### Exercise:
Check every line of the entries below for "desc", and copy the lines that have it.

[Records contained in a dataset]

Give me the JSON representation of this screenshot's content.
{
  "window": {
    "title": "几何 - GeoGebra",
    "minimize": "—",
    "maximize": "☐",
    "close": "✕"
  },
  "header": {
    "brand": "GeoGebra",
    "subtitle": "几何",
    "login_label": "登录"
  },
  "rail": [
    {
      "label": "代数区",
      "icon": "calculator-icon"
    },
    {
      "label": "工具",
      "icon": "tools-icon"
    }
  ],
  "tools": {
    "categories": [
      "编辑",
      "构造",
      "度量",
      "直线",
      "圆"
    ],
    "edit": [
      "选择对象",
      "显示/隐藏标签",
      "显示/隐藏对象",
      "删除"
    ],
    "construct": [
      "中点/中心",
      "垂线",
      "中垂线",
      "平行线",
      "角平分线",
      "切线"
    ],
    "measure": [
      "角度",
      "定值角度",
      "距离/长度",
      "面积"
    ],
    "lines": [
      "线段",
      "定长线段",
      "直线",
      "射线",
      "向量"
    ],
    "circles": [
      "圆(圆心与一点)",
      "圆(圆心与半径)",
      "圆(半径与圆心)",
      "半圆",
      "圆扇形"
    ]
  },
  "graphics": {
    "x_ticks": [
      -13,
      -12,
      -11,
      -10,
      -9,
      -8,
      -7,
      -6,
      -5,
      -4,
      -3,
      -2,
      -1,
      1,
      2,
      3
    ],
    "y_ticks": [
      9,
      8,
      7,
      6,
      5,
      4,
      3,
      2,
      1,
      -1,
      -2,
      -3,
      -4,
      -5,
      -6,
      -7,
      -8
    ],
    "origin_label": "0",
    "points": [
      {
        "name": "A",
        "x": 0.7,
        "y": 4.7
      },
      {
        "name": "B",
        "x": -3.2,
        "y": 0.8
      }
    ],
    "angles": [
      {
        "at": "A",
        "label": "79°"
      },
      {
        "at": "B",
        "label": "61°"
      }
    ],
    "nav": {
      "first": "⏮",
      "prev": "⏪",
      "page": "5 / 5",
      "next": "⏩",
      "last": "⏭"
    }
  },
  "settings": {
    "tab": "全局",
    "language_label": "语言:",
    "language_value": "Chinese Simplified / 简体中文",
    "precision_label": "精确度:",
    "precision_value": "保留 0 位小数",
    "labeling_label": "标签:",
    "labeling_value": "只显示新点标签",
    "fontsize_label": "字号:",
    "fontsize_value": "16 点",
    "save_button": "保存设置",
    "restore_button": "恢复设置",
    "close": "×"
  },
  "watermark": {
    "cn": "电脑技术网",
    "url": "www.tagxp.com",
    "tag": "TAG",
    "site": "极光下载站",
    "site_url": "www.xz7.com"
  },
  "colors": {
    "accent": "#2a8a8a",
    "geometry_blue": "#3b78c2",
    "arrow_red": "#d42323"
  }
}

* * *

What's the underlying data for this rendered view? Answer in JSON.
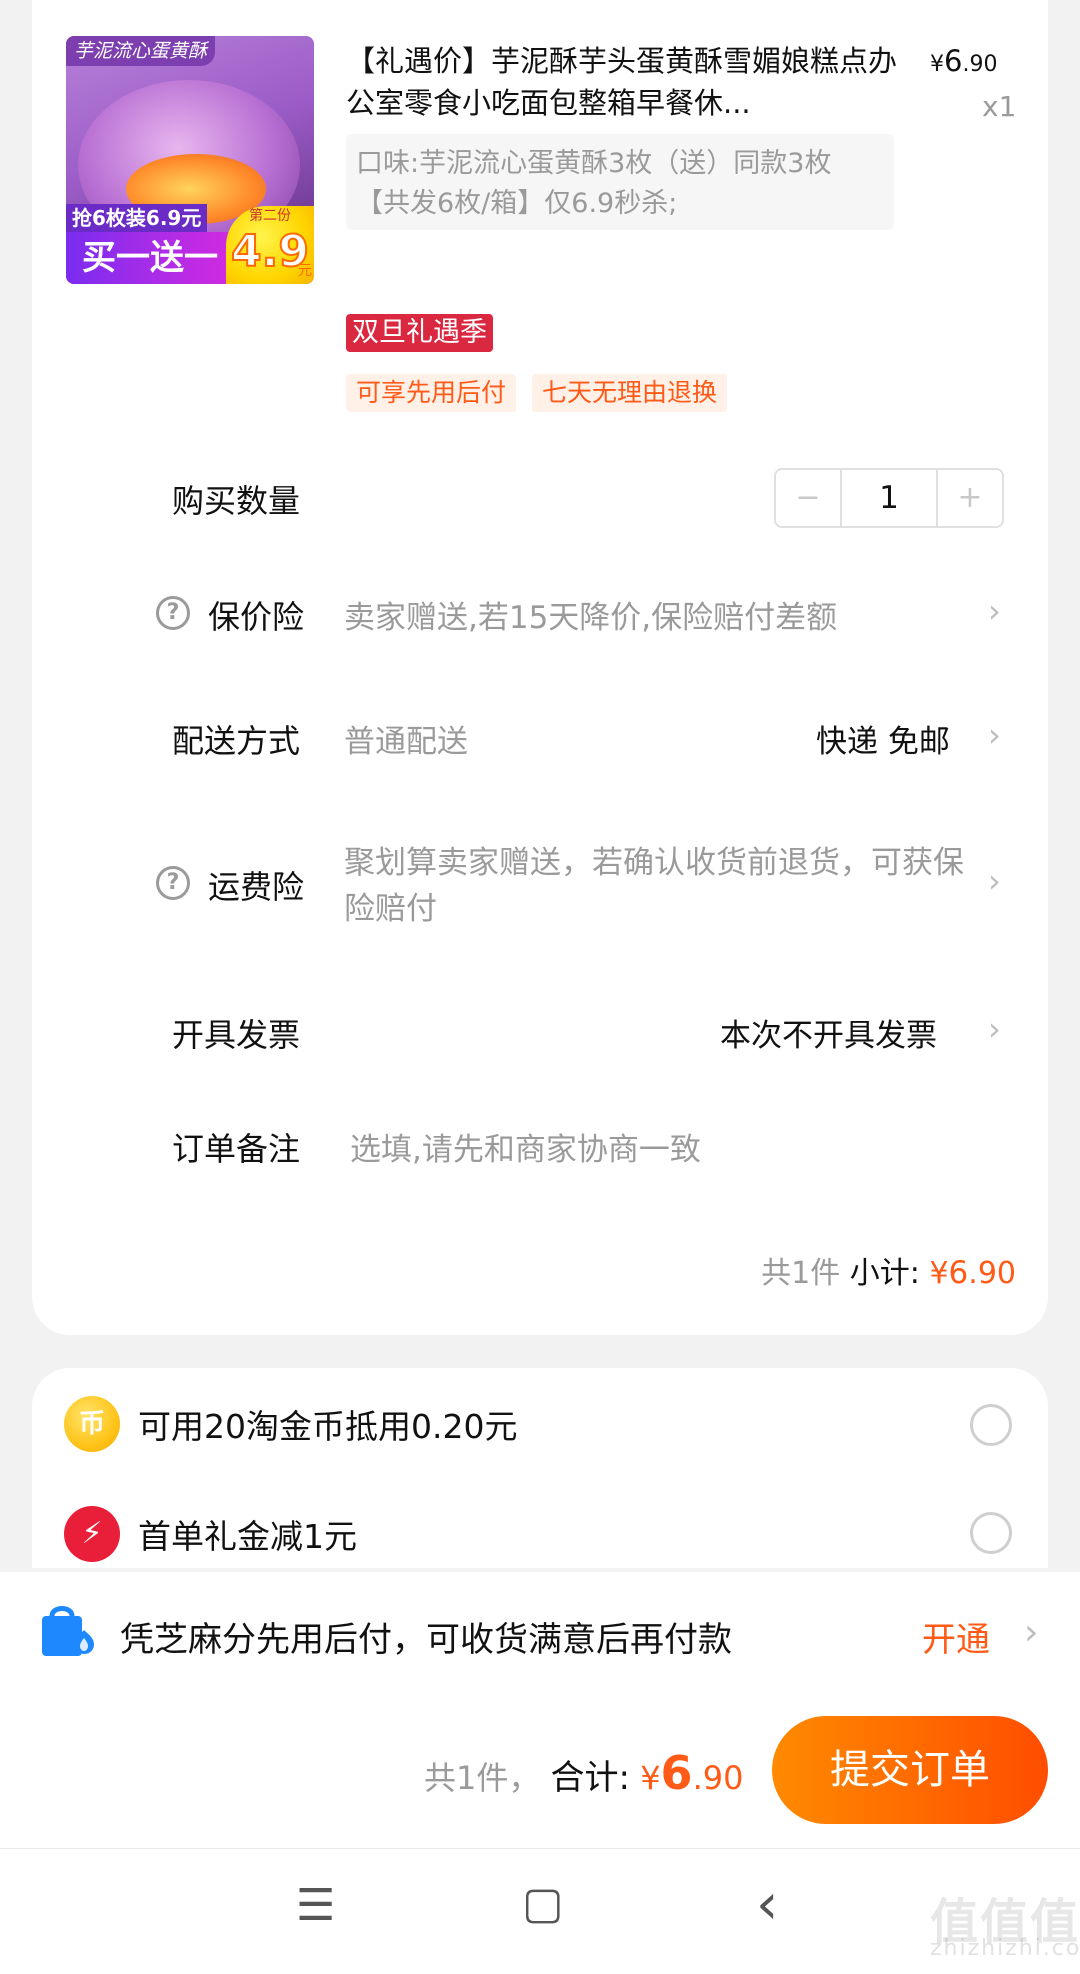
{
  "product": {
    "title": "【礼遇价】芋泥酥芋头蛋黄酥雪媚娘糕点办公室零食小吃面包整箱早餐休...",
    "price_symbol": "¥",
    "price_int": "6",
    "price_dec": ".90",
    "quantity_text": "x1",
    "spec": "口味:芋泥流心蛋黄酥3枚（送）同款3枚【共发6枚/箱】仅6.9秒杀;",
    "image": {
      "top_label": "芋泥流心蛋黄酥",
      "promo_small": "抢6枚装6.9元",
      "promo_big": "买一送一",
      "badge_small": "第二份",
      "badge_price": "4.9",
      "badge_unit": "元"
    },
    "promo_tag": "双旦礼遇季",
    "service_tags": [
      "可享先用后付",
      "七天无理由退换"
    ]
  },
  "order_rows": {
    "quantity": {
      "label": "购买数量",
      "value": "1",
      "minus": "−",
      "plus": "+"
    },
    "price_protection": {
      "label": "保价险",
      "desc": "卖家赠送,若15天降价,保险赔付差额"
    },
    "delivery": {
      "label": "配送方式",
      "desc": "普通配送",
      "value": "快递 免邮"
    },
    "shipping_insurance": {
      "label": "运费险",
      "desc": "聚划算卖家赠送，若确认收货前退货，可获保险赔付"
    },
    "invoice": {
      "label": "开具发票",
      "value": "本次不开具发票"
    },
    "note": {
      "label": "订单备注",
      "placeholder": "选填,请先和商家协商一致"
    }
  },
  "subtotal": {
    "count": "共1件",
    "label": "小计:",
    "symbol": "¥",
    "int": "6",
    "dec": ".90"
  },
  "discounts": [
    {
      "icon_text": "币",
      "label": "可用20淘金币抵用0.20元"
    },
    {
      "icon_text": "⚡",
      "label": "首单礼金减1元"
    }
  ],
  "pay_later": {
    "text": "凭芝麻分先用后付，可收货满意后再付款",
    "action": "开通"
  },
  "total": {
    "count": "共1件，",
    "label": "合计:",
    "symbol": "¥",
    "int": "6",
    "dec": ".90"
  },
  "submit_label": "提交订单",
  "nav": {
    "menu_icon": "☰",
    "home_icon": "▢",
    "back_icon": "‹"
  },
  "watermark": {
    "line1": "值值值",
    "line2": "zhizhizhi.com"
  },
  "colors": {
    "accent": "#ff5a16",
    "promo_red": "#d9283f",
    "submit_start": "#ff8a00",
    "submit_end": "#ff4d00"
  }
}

### Reply to the task:
      "desc": "卖家赠送,若15天降价,保险赔付差额"
      "desc": "普通配送",
      "desc": "聚划算卖家赠送，若确认收货前退货，可获保险赔付"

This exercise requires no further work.